A nationwide survey of 1,000 parents of children with autism spectrum disorder (ASD) ages 10 years or younger found that on average, there is at least a 15-month delay between the time parents first suspected a developmental issue and the onset of treatment. Such delays result in lost treatment opportunity which can negatively affect a child’s overall development.
Additionally, the survey—commissioned by Centria Autism, a national provider of Applied Behavior Analysis (ABA) therapy—found that 32 percent of parents who had sought treatment for their child were told their child would outgrow it, further delaying access to instrumental treatment.
As of 2018, an estimated 1 in 59 children have been identified with ASD. Of the 3.8 million children born in the U.S. in 2017, between 65,000 and 70,000 are expected to meet the diagnostic criteria for ASD in 2019.
The inaugural survey, called the Centria Autism Barometer, also exposed unmet needs in providing evidence-based approaches and treatment for children with ASD, parental concern surrounding how others view their child, and the impact on a parent’s career and personal life.

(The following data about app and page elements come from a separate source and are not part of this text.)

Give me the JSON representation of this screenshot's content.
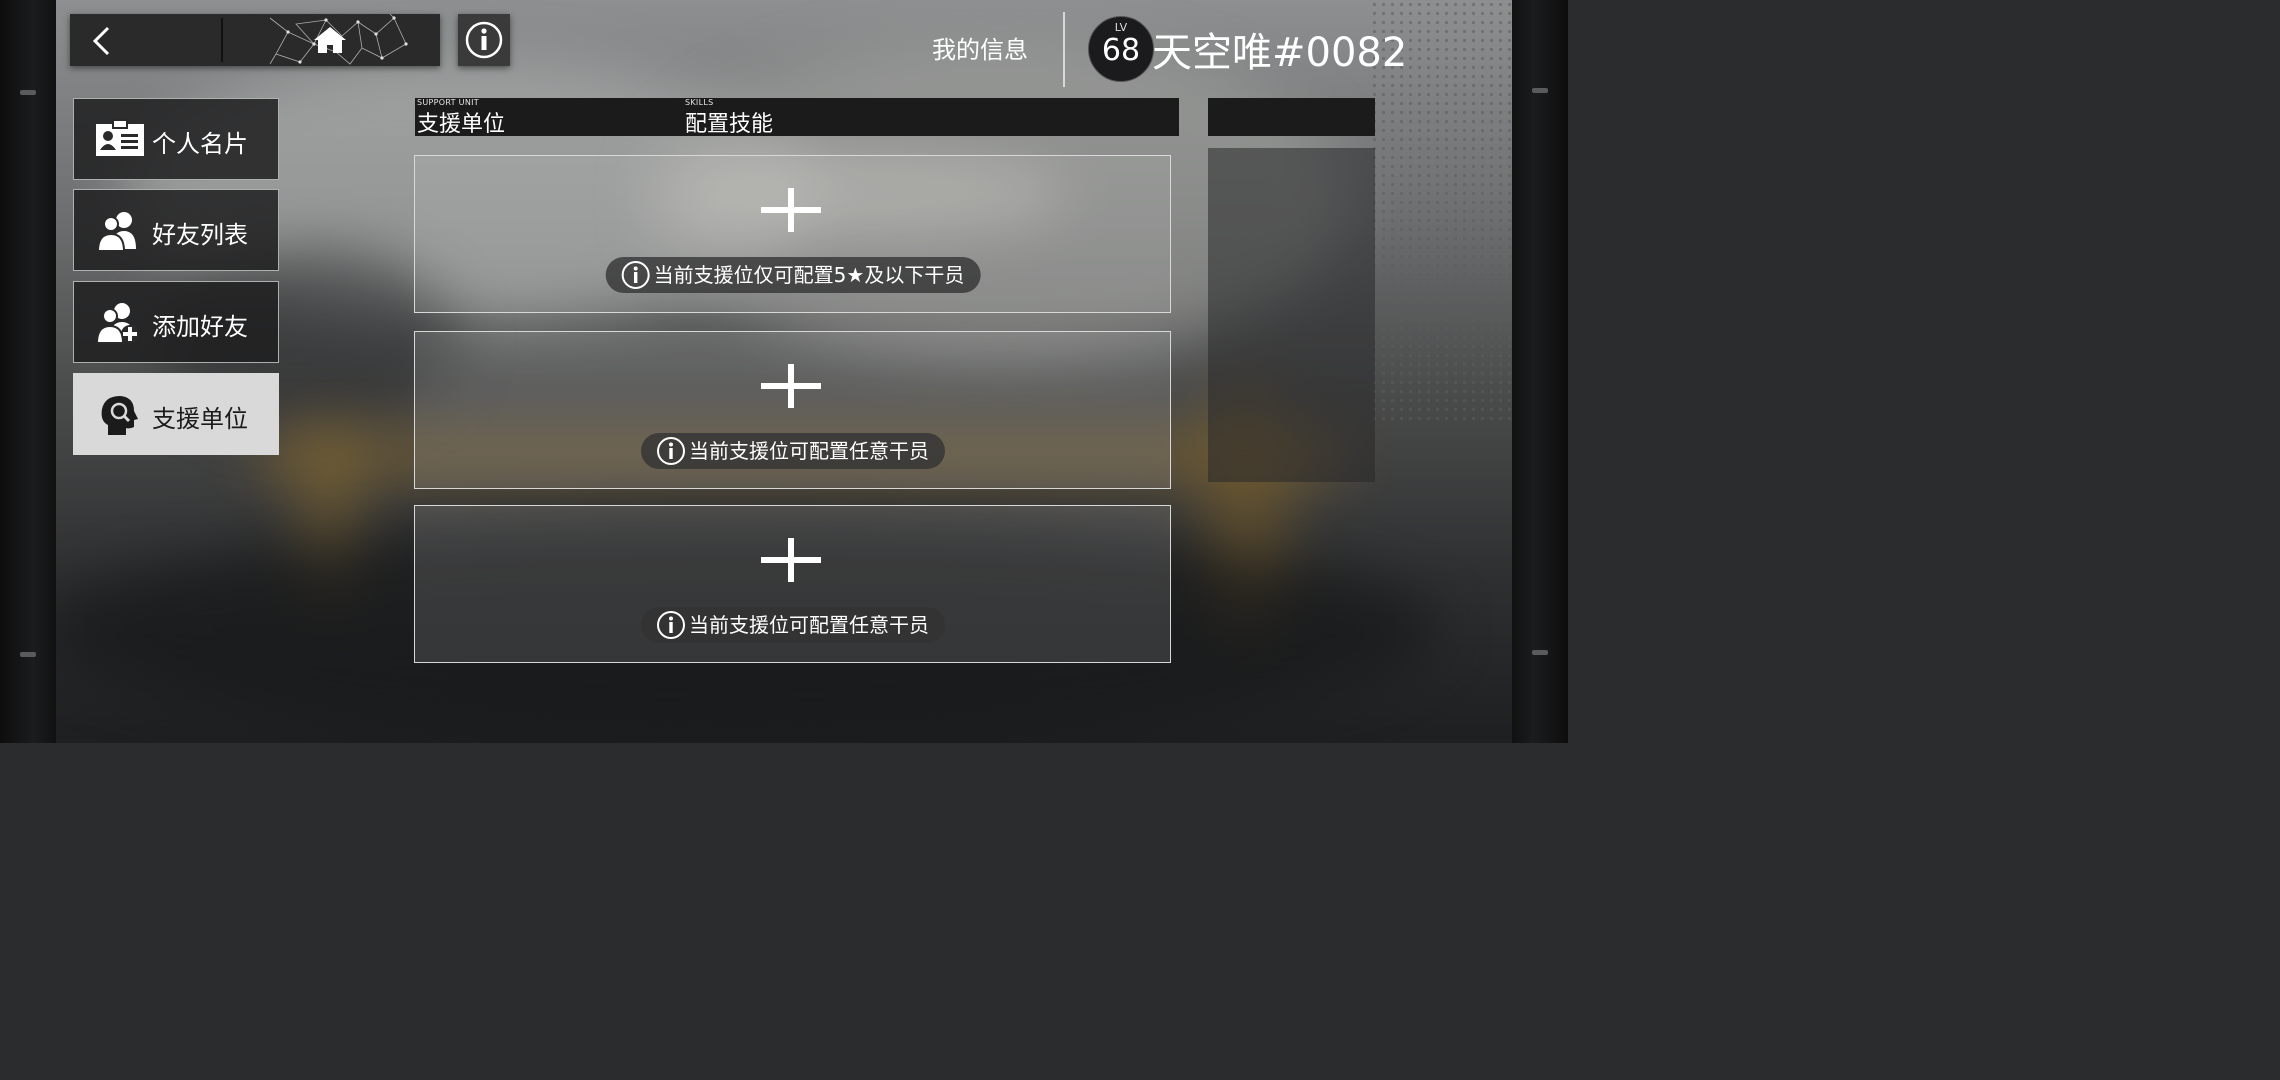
{
  "header": {
    "back_icon": "chevron-left-icon",
    "home_icon": "home-icon",
    "info_icon": "info-icon",
    "my_info_label": "我的信息",
    "level_label": "LV",
    "level_value": "68",
    "player_name": "天空唯#0082"
  },
  "sidebar": {
    "items": [
      {
        "label": "个人名片",
        "icon": "id-card-icon",
        "active": false
      },
      {
        "label": "好友列表",
        "icon": "friends-icon",
        "active": false
      },
      {
        "label": "添加好友",
        "icon": "add-friend-icon",
        "active": false
      },
      {
        "label": "支援单位",
        "icon": "support-unit-icon",
        "active": true
      }
    ]
  },
  "table": {
    "columns": [
      {
        "small": "SUPPORT UNIT",
        "label": "支援单位"
      },
      {
        "small": "SKILLS",
        "label": "配置技能"
      }
    ]
  },
  "slots": [
    {
      "icon": "plus-icon",
      "note_icon": "info-icon",
      "note": "当前支援位仅可配置5★及以下干员"
    },
    {
      "icon": "plus-icon",
      "note_icon": "info-icon",
      "note": "当前支援位可配置任意干员"
    },
    {
      "icon": "plus-icon",
      "note_icon": "info-icon",
      "note": "当前支援位可配置任意干员"
    }
  ],
  "colors": {
    "panel_dark": "#1b1b1c",
    "menu_active_bg": "#d9d9d9",
    "slot_border": "#d8d8d8"
  }
}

Additional key findings include:
- Eight medical visits to diagnose: Parents reported taking an average of 8.3 medical visits before their child was officially diagnosed, with more than half of parents (57 percent) noting that the diagnosis process was difficult, and 84 percent saying it was stressful.
- Overwhelming concern on how society treats & views ASD children: 92 percent of parents who have children with ASD are concerned with how other children treat their child. 84 percent are concerned about how the public views their child, and 80 percent are concerned with how teachers treat their child.
- Autism therapy is like having an extra part-time job for parents: On average, parents spend 20 hours a week on their child’s ASD treatment, and 86 percent wish there were a person they could turn to help them coordinate their child’s treatment and care.